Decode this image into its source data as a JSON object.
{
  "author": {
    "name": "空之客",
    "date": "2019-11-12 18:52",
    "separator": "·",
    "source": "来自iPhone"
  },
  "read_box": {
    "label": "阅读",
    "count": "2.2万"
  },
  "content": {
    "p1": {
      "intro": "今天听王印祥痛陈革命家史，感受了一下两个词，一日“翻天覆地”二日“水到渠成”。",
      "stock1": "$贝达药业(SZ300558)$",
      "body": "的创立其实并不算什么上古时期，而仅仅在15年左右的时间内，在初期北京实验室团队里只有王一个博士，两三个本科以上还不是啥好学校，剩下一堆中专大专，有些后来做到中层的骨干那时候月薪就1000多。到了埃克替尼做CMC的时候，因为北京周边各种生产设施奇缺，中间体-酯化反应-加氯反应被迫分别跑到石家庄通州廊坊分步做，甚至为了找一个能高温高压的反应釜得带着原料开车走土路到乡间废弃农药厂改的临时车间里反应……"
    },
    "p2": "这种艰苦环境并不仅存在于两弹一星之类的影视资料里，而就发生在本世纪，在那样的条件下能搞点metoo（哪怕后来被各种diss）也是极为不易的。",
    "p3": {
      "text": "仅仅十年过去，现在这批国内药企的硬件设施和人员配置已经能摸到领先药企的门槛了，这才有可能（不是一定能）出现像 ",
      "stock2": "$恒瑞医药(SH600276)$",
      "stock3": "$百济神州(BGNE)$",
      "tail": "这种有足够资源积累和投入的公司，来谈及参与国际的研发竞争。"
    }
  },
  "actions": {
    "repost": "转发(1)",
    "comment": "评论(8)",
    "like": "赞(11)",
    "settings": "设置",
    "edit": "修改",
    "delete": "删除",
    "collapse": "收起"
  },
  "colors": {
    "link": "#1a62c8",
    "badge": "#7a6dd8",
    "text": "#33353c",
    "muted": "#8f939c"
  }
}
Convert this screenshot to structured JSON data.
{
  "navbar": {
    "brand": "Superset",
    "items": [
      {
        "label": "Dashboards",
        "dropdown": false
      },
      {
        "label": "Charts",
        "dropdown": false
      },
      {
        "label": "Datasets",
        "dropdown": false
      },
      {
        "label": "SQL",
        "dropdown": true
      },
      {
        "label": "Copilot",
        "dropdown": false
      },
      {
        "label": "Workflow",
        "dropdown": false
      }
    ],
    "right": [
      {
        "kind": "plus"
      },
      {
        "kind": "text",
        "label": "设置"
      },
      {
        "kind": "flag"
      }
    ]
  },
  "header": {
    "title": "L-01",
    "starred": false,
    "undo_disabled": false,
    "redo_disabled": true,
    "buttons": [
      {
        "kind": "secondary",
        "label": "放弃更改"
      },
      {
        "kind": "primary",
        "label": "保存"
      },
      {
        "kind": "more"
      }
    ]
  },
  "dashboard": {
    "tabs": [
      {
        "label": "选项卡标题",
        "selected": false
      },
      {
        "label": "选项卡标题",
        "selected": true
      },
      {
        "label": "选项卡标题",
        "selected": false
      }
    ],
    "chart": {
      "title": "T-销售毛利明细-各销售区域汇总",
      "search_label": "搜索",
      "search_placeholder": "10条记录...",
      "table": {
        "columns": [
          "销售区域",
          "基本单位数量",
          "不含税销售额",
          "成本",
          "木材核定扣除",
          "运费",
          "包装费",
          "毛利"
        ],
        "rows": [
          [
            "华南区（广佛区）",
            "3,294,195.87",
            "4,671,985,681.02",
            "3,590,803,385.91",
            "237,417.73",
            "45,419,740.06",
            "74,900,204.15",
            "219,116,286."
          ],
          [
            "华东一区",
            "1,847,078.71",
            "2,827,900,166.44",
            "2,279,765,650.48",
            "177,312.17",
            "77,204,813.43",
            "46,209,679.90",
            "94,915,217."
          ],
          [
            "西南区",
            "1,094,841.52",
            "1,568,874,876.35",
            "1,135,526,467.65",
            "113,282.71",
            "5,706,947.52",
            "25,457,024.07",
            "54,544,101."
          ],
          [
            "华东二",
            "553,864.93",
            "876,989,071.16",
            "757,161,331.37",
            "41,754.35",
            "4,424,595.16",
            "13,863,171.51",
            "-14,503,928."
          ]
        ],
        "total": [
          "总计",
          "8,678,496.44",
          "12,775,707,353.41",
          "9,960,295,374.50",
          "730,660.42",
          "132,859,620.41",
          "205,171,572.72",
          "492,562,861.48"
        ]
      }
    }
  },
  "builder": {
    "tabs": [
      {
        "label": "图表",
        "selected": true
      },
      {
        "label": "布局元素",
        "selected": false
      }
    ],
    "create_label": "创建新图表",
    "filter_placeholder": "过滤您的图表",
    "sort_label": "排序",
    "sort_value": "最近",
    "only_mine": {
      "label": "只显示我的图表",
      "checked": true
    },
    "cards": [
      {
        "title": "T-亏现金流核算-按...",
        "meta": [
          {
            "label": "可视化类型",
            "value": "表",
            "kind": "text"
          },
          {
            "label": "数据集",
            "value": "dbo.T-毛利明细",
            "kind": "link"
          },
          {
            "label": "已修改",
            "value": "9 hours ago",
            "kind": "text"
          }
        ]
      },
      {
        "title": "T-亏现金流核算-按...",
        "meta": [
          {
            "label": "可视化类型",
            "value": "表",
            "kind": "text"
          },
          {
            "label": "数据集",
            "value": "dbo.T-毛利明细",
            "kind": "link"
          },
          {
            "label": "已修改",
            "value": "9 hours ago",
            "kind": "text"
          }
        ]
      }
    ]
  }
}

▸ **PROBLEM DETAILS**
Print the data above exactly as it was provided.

▸ **OUTPUT FOR THIS TASK**
Decode this image into its source data as a JSON object.
{
  "author": {
    "name": "空之客",
    "date": "2019-11-12 18:52",
    "separator": "·",
    "source": "来自iPhone"
  },
  "read_box": {
    "label": "阅读",
    "count": "2.2万"
  },
  "content": {
    "p1": {
      "intro": "今天听王印祥痛陈革命家史，感受了一下两个词，一日“翻天覆地”二日“水到渠成”。",
      "stock1": "$贝达药业(SZ300558)$",
      "body": "的创立其实并不算什么上古时期，而仅仅在15年左右的时间内，在初期北京实验室团队里只有王一个博士，两三个本科以上还不是啥好学校，剩下一堆中专大专，有些后来做到中层的骨干那时候月薪就1000多。到了埃克替尼做CMC的时候，因为北京周边各种生产设施奇缺，中间体-酯化反应-加氯反应被迫分别跑到石家庄通州廊坊分步做，甚至为了找一个能高温高压的反应釜得带着原料开车走土路到乡间废弃农药厂改的临时车间里反应……"
    },
    "p2": "这种艰苦环境并不仅存在于两弹一星之类的影视资料里，而就发生在本世纪，在那样的条件下能搞点metoo（哪怕后来被各种diss）也是极为不易的。",
    "p3": {
      "text": "仅仅十年过去，现在这批国内药企的硬件设施和人员配置已经能摸到领先药企的门槛了，这才有可能（不是一定能）出现像 ",
      "stock2": "$恒瑞医药(SH600276)$",
      "stock3": "$百济神州(BGNE)$",
      "tail": "这种有足够资源积累和投入的公司，来谈及参与国际的研发竞争。"
    }
  },
  "actions": {
    "repost": "转发(1)",
    "comment": "评论(8)",
    "like": "赞(11)",
    "settings": "设置",
    "edit": "修改",
    "delete": "删除",
    "collapse": "收起"
  },
  "colors": {
    "link": "#1a62c8",
    "badge": "#7a6dd8",
    "text": "#33353c",
    "muted": "#8f939c"
  }
}
Convert this screenshot to structured JSON data.
{
  "navbar": {
    "brand": "Superset",
    "items": [
      {
        "label": "Dashboards",
        "dropdown": false
      },
      {
        "label": "Charts",
        "dropdown": false
      },
      {
        "label": "Datasets",
        "dropdown": false
      },
      {
        "label": "SQL",
        "dropdown": true
      },
      {
        "label": "Copilot",
        "dropdown": false
      },
      {
        "label": "Workflow",
        "dropdown": false
      }
    ],
    "right": [
      {
        "kind": "plus"
      },
      {
        "kind": "text",
        "label": "设置"
      },
      {
        "kind": "flag"
      }
    ]
  },
  "header": {
    "title": "L-01",
    "starred": false,
    "undo_disabled": false,
    "redo_disabled": true,
    "buttons": [
      {
        "kind": "secondary",
        "label": "放弃更改"
      },
      {
        "kind": "primary",
        "label": "保存"
      },
      {
        "kind": "more"
      }
    ]
  },
  "dashboard": {
    "tabs": [
      {
        "label": "选项卡标题",
        "selected": false
      },
      {
        "label": "选项卡标题",
        "selected": true
      },
      {
        "label": "选项卡标题",
        "selected": false
      }
    ],
    "chart": {
      "title": "T-销售毛利明细-各销售区域汇总",
      "search_label": "搜索",
      "search_placeholder": "10条记录...",
      "table": {
        "columns": [
          "销售区域",
          "基本单位数量",
          "不含税销售额",
          "成本",
          "木材核定扣除",
          "运费",
          "包装费",
          "毛利"
        ],
        "rows": [
          [
            "华南区（广佛区）",
            "3,294,195.87",
            "4,671,985,681.02",
            "3,590,803,385.91",
            "237,417.73",
            "45,419,740.06",
            "74,900,204.15",
            "219,116,286."
          ],
          [
            "华东一区",
            "1,847,078.71",
            "2,827,900,166.44",
            "2,279,765,650.48",
            "177,312.17",
            "77,204,813.43",
            "46,209,679.90",
            "94,915,217."
          ],
          [
            "西南区",
            "1,094,841.52",
            "1,568,874,876.35",
            "1,135,526,467.65",
            "113,282.71",
            "5,706,947.52",
            "25,457,024.07",
            "54,544,101."
          ],
          [
            "华东二",
            "553,864.93",
            "876,989,071.16",
            "757,161,331.37",
            "41,754.35",
            "4,424,595.16",
            "13,863,171.51",
            "-14,503,928."
          ]
        ],
        "total": [
          "总计",
          "8,678,496.44",
          "12,775,707,353.41",
          "9,960,295,374.50",
          "730,660.42",
          "132,859,620.41",
          "205,171,572.72",
          "492,562,861.48"
        ]
      }
    }
  },
  "builder": {
    "tabs": [
      {
        "label": "图表",
        "selected": true
      },
      {
        "label": "布局元素",
        "selected": false
      }
    ],
    "create_label": "创建新图表",
    "filter_placeholder": "过滤您的图表",
    "sort_label": "排序",
    "sort_value": "最近",
    "only_mine": {
      "label": "只显示我的图表",
      "checked": true
    },
    "cards": [
      {
        "title": "T-亏现金流核算-按...",
        "meta": [
          {
            "label": "可视化类型",
            "value": "表",
            "kind": "text"
          },
          {
            "label": "数据集",
            "value": "dbo.T-毛利明细",
            "kind": "link"
          },
          {
            "label": "已修改",
            "value": "9 hours ago",
            "kind": "text"
          }
        ]
      },
      {
        "title": "T-亏现金流核算-按...",
        "meta": [
          {
            "label": "可视化类型",
            "value": "表",
            "kind": "text"
          },
          {
            "label": "数据集",
            "value": "dbo.T-毛利明细",
            "kind": "link"
          },
          {
            "label": "已修改",
            "value": "9 hours ago",
            "kind": "text"
          }
        ]
      }
    ]
  }
}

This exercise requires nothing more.